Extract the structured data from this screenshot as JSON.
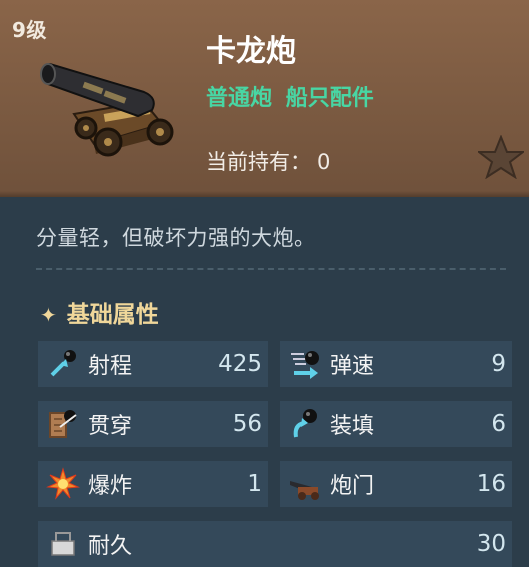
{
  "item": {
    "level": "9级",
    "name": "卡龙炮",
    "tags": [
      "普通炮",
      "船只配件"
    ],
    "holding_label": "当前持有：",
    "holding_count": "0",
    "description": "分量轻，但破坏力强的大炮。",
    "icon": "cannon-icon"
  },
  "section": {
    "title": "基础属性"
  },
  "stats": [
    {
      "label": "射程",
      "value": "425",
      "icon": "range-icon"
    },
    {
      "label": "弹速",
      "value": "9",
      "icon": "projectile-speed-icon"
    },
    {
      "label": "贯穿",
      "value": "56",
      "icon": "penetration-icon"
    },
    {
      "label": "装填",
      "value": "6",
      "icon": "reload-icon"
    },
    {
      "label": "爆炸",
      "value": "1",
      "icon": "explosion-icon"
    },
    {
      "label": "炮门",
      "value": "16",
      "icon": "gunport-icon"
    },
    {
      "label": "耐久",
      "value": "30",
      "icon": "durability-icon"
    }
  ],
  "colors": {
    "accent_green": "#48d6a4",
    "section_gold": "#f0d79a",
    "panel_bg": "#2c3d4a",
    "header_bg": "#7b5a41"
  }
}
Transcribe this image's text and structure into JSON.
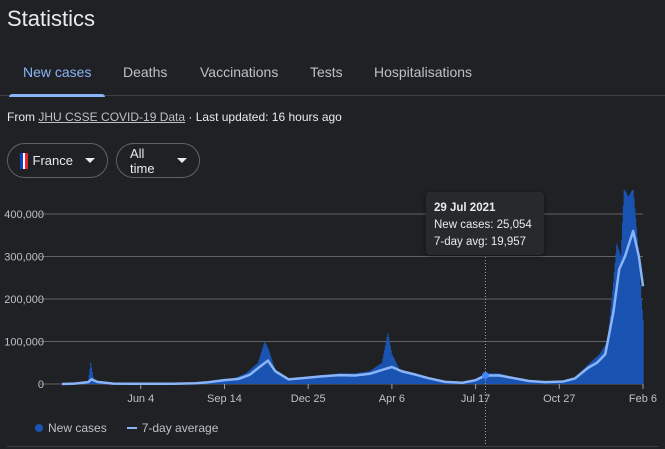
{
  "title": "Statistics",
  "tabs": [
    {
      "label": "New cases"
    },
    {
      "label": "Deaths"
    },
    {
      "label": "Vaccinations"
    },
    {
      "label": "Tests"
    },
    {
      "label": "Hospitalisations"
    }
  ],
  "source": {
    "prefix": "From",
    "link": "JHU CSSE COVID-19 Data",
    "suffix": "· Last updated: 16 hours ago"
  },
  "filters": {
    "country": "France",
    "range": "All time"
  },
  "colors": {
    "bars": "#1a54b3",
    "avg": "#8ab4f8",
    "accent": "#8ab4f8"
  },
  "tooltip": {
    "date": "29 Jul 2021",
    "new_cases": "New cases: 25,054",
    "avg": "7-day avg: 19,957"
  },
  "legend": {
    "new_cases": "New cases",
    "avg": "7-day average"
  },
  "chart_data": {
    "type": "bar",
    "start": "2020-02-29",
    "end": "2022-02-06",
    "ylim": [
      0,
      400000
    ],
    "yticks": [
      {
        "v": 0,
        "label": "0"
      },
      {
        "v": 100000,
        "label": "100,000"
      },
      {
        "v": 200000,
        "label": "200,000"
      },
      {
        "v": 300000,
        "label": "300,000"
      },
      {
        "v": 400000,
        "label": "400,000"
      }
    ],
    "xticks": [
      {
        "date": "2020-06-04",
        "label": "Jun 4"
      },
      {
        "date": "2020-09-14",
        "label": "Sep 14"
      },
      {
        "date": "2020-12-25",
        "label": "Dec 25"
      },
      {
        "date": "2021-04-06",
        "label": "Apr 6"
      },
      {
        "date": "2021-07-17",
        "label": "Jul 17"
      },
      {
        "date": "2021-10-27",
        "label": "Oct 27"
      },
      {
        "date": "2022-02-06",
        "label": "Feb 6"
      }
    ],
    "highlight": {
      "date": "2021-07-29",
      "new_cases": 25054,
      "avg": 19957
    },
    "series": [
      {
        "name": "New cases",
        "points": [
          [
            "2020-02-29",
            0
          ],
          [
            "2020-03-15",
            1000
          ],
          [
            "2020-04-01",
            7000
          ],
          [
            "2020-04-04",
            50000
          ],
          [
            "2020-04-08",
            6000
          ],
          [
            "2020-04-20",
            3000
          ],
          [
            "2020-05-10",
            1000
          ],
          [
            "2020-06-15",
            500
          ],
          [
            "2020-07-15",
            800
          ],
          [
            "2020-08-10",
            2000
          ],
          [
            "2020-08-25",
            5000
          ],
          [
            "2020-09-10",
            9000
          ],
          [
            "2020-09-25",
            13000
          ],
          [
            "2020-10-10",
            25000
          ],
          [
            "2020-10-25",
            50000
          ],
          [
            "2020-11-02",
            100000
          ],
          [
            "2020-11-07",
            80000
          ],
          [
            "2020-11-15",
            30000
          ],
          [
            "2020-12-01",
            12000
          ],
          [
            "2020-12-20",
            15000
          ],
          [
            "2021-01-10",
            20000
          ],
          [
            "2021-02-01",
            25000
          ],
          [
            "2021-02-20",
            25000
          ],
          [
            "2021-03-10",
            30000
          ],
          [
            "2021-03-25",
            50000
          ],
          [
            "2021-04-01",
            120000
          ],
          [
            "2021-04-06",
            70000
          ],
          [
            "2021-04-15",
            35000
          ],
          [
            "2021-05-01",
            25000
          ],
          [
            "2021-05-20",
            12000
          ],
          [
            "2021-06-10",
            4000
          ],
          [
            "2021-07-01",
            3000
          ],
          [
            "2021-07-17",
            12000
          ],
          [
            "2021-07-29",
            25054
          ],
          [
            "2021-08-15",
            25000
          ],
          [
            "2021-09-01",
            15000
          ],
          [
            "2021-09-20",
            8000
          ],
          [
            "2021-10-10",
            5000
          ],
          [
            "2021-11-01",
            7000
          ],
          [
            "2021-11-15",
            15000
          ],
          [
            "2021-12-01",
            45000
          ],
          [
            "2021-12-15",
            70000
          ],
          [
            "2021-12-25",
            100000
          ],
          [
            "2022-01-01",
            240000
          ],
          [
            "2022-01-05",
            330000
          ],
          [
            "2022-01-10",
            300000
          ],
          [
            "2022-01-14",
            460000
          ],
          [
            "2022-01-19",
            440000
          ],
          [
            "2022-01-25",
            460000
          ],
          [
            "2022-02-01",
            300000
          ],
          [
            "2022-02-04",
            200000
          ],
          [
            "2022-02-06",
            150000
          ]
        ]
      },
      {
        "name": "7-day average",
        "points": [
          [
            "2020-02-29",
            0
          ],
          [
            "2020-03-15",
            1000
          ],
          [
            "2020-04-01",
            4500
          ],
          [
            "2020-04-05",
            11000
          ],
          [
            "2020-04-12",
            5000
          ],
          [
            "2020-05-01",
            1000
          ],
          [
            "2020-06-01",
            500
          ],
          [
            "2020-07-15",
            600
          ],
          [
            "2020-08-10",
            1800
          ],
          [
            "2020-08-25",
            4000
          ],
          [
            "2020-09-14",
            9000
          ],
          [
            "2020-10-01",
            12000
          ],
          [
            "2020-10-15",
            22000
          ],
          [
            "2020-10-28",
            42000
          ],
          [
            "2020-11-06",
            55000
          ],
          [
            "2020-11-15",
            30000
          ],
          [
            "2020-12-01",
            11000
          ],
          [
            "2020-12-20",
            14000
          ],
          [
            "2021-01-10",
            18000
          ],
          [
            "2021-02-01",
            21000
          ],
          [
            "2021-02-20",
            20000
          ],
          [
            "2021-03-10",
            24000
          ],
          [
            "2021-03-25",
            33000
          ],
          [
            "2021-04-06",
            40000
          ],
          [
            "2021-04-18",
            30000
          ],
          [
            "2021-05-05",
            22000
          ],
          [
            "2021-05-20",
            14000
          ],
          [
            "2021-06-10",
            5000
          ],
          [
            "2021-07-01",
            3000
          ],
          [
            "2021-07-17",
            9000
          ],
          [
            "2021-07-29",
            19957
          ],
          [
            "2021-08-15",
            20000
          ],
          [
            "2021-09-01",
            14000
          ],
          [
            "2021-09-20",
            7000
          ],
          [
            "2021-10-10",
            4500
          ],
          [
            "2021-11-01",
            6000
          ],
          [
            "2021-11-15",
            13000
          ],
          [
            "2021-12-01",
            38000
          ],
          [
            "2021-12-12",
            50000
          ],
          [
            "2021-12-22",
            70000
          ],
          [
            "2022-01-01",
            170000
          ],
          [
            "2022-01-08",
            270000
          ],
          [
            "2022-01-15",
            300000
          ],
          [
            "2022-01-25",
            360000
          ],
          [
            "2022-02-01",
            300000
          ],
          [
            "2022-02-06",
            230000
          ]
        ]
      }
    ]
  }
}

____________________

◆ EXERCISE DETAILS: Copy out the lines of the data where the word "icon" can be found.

◆ OUTPUT OF THE EXERCISE:
    "icon": "cannon-icon"
      "icon": "range-icon"
      "icon": "projectile-speed-icon"
      "icon": "penetration-icon"
      "icon": "reload-icon"
      "icon": "explosion-icon"
      "icon": "gunport-icon"
      "icon": "durability-icon"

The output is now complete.